◆ **Prompt**: The following data is to be repeated exactly, its pictures excluded.

◆ **Record set**:

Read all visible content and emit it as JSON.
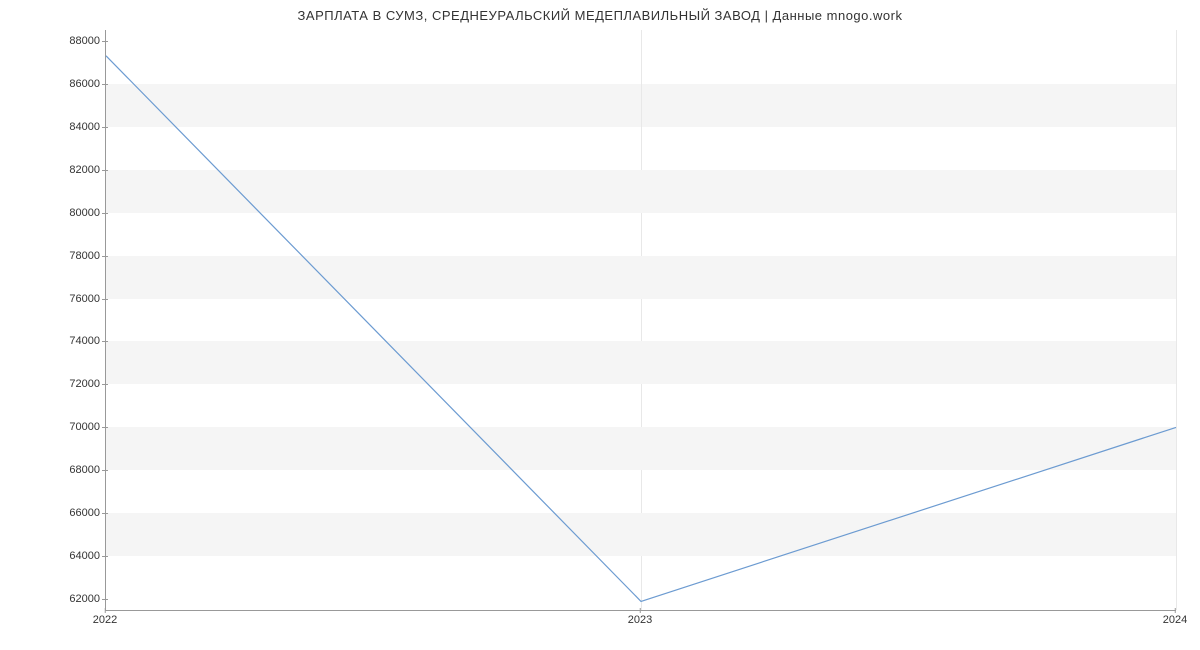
{
  "chart_data": {
    "type": "line",
    "title": "ЗАРПЛАТА В  СУМЗ,  СРЕДНЕУРАЛЬСКИЙ МЕДЕПЛАВИЛЬНЫЙ ЗАВОД | Данные mnogo.work",
    "x": [
      "2022",
      "2023",
      "2024"
    ],
    "values": [
      87300,
      61900,
      70000
    ],
    "xlabel": "",
    "ylabel": "",
    "xticks": [
      "2022",
      "2023",
      "2024"
    ],
    "yticks": [
      62000,
      64000,
      66000,
      68000,
      70000,
      72000,
      74000,
      76000,
      78000,
      80000,
      82000,
      84000,
      86000,
      88000
    ],
    "ylim": [
      61500,
      88500
    ],
    "line_color": "#6c9bd1"
  }
}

◆ **Solution for this task**:
Read all visible content and emit it as JSON.
{
  "chart_data": {
    "type": "line",
    "title": "ЗАРПЛАТА В  СУМЗ,  СРЕДНЕУРАЛЬСКИЙ МЕДЕПЛАВИЛЬНЫЙ ЗАВОД | Данные mnogo.work",
    "x": [
      "2022",
      "2023",
      "2024"
    ],
    "values": [
      87300,
      61900,
      70000
    ],
    "xlabel": "",
    "ylabel": "",
    "xticks": [
      "2022",
      "2023",
      "2024"
    ],
    "yticks": [
      62000,
      64000,
      66000,
      68000,
      70000,
      72000,
      74000,
      76000,
      78000,
      80000,
      82000,
      84000,
      86000,
      88000
    ],
    "ylim": [
      61500,
      88500
    ],
    "line_color": "#6c9bd1"
  }
}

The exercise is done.